### Exercise directions
The result should be an exact copy of the entries that follow, with no pictures included.
* * *
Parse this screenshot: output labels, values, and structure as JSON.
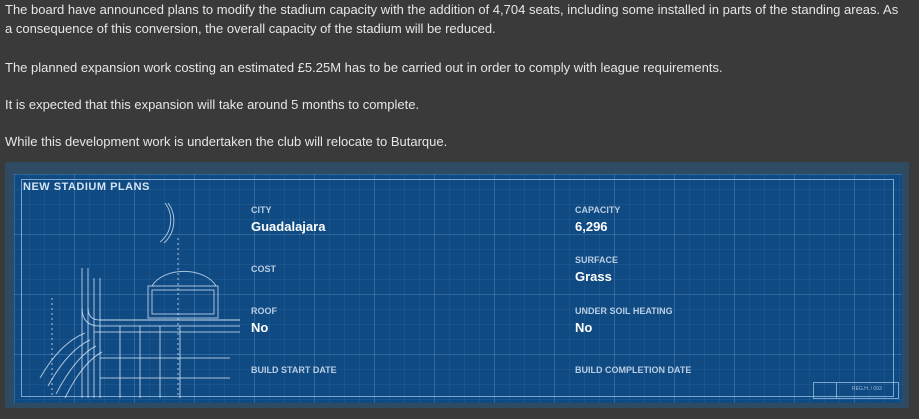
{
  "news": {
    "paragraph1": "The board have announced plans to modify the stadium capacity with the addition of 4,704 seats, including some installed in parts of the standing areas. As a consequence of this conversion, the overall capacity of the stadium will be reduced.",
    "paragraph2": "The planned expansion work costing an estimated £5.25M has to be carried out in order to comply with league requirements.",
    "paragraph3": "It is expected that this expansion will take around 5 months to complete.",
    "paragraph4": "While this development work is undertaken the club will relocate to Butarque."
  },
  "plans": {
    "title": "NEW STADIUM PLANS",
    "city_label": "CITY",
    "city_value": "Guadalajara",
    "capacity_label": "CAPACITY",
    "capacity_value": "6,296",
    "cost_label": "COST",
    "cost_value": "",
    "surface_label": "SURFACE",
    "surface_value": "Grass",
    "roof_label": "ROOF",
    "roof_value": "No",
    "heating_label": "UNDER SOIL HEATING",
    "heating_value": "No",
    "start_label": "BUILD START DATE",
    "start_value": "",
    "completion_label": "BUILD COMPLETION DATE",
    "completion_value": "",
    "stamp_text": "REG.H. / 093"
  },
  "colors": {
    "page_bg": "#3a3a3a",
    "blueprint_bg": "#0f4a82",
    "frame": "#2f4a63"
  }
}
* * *
### Expected answer
Parse this screenshot: output labels, values, and structure as JSON.
{
  "news": {
    "paragraph1": "The board have announced plans to modify the stadium capacity with the addition of 4,704 seats, including some installed in parts of the standing areas. As a consequence of this conversion, the overall capacity of the stadium will be reduced.",
    "paragraph2": "The planned expansion work costing an estimated £5.25M has to be carried out in order to comply with league requirements.",
    "paragraph3": "It is expected that this expansion will take around 5 months to complete.",
    "paragraph4": "While this development work is undertaken the club will relocate to Butarque."
  },
  "plans": {
    "title": "NEW STADIUM PLANS",
    "city_label": "CITY",
    "city_value": "Guadalajara",
    "capacity_label": "CAPACITY",
    "capacity_value": "6,296",
    "cost_label": "COST",
    "cost_value": "",
    "surface_label": "SURFACE",
    "surface_value": "Grass",
    "roof_label": "ROOF",
    "roof_value": "No",
    "heating_label": "UNDER SOIL HEATING",
    "heating_value": "No",
    "start_label": "BUILD START DATE",
    "start_value": "",
    "completion_label": "BUILD COMPLETION DATE",
    "completion_value": "",
    "stamp_text": "REG.H. / 093"
  },
  "colors": {
    "page_bg": "#3a3a3a",
    "blueprint_bg": "#0f4a82",
    "frame": "#2f4a63"
  }
}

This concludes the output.